_Task to carry out_
Could you restate all of the entries, word for word?

_Excerpts from an interface dataset_
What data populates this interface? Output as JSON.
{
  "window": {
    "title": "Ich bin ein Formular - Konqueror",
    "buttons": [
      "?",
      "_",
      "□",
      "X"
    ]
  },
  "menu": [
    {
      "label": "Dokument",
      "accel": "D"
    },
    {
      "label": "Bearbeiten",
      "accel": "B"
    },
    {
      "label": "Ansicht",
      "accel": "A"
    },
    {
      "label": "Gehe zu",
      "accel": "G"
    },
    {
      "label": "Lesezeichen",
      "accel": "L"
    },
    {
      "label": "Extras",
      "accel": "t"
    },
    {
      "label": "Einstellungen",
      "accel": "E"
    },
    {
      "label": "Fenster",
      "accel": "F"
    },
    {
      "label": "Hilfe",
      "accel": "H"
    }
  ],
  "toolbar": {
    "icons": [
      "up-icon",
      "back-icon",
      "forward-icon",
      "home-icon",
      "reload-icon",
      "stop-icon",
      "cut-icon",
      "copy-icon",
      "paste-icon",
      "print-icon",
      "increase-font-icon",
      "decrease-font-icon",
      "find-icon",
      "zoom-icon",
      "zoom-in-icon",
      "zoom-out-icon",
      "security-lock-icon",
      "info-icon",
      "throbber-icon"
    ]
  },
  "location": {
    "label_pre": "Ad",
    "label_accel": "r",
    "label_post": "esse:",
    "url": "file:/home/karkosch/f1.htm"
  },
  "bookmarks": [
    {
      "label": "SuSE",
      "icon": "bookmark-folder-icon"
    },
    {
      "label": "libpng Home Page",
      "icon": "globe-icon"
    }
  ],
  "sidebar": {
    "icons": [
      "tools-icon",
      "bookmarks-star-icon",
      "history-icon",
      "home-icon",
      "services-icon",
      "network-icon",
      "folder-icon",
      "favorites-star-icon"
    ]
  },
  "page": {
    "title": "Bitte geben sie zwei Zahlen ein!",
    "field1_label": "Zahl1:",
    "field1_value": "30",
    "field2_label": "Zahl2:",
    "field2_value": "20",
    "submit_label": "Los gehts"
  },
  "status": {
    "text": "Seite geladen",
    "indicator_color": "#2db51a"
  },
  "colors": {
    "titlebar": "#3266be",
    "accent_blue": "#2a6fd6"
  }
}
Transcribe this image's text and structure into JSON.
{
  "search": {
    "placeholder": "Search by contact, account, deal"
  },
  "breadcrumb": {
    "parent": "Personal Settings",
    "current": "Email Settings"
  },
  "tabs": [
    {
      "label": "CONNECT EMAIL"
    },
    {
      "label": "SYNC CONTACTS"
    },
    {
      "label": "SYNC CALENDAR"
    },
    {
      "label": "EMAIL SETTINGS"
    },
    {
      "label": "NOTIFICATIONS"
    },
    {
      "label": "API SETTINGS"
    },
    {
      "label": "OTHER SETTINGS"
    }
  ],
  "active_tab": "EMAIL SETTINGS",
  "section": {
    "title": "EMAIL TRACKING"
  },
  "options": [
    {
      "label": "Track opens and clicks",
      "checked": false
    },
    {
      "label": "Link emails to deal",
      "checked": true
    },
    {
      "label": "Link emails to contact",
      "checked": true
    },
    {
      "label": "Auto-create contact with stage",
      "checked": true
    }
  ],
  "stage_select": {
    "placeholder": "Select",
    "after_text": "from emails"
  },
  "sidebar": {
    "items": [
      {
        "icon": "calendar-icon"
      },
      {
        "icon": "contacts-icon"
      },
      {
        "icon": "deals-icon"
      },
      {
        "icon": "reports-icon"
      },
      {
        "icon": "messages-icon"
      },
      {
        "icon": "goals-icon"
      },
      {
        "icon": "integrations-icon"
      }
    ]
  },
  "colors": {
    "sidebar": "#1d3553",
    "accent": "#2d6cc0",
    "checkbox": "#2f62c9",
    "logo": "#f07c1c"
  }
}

_Result for this task_
What data populates this interface? Output as JSON.
{
  "window": {
    "title": "Ich bin ein Formular - Konqueror",
    "buttons": [
      "?",
      "_",
      "□",
      "X"
    ]
  },
  "menu": [
    {
      "label": "Dokument",
      "accel": "D"
    },
    {
      "label": "Bearbeiten",
      "accel": "B"
    },
    {
      "label": "Ansicht",
      "accel": "A"
    },
    {
      "label": "Gehe zu",
      "accel": "G"
    },
    {
      "label": "Lesezeichen",
      "accel": "L"
    },
    {
      "label": "Extras",
      "accel": "t"
    },
    {
      "label": "Einstellungen",
      "accel": "E"
    },
    {
      "label": "Fenster",
      "accel": "F"
    },
    {
      "label": "Hilfe",
      "accel": "H"
    }
  ],
  "toolbar": {
    "icons": [
      "up-icon",
      "back-icon",
      "forward-icon",
      "home-icon",
      "reload-icon",
      "stop-icon",
      "cut-icon",
      "copy-icon",
      "paste-icon",
      "print-icon",
      "increase-font-icon",
      "decrease-font-icon",
      "find-icon",
      "zoom-icon",
      "zoom-in-icon",
      "zoom-out-icon",
      "security-lock-icon",
      "info-icon",
      "throbber-icon"
    ]
  },
  "location": {
    "label_pre": "Ad",
    "label_accel": "r",
    "label_post": "esse:",
    "url": "file:/home/karkosch/f1.htm"
  },
  "bookmarks": [
    {
      "label": "SuSE",
      "icon": "bookmark-folder-icon"
    },
    {
      "label": "libpng Home Page",
      "icon": "globe-icon"
    }
  ],
  "sidebar": {
    "icons": [
      "tools-icon",
      "bookmarks-star-icon",
      "history-icon",
      "home-icon",
      "services-icon",
      "network-icon",
      "folder-icon",
      "favorites-star-icon"
    ]
  },
  "page": {
    "title": "Bitte geben sie zwei Zahlen ein!",
    "field1_label": "Zahl1:",
    "field1_value": "30",
    "field2_label": "Zahl2:",
    "field2_value": "20",
    "submit_label": "Los gehts"
  },
  "status": {
    "text": "Seite geladen",
    "indicator_color": "#2db51a"
  },
  "colors": {
    "titlebar": "#3266be",
    "accent_blue": "#2a6fd6"
  }
}
Transcribe this image's text and structure into JSON.
{
  "search": {
    "placeholder": "Search by contact, account, deal"
  },
  "breadcrumb": {
    "parent": "Personal Settings",
    "current": "Email Settings"
  },
  "tabs": [
    {
      "label": "CONNECT EMAIL"
    },
    {
      "label": "SYNC CONTACTS"
    },
    {
      "label": "SYNC CALENDAR"
    },
    {
      "label": "EMAIL SETTINGS"
    },
    {
      "label": "NOTIFICATIONS"
    },
    {
      "label": "API SETTINGS"
    },
    {
      "label": "OTHER SETTINGS"
    }
  ],
  "active_tab": "EMAIL SETTINGS",
  "section": {
    "title": "EMAIL TRACKING"
  },
  "options": [
    {
      "label": "Track opens and clicks",
      "checked": false
    },
    {
      "label": "Link emails to deal",
      "checked": true
    },
    {
      "label": "Link emails to contact",
      "checked": true
    },
    {
      "label": "Auto-create contact with stage",
      "checked": true
    }
  ],
  "stage_select": {
    "placeholder": "Select",
    "after_text": "from emails"
  },
  "sidebar": {
    "items": [
      {
        "icon": "calendar-icon"
      },
      {
        "icon": "contacts-icon"
      },
      {
        "icon": "deals-icon"
      },
      {
        "icon": "reports-icon"
      },
      {
        "icon": "messages-icon"
      },
      {
        "icon": "goals-icon"
      },
      {
        "icon": "integrations-icon"
      }
    ]
  },
  "colors": {
    "sidebar": "#1d3553",
    "accent": "#2d6cc0",
    "checkbox": "#2f62c9",
    "logo": "#f07c1c"
  }
}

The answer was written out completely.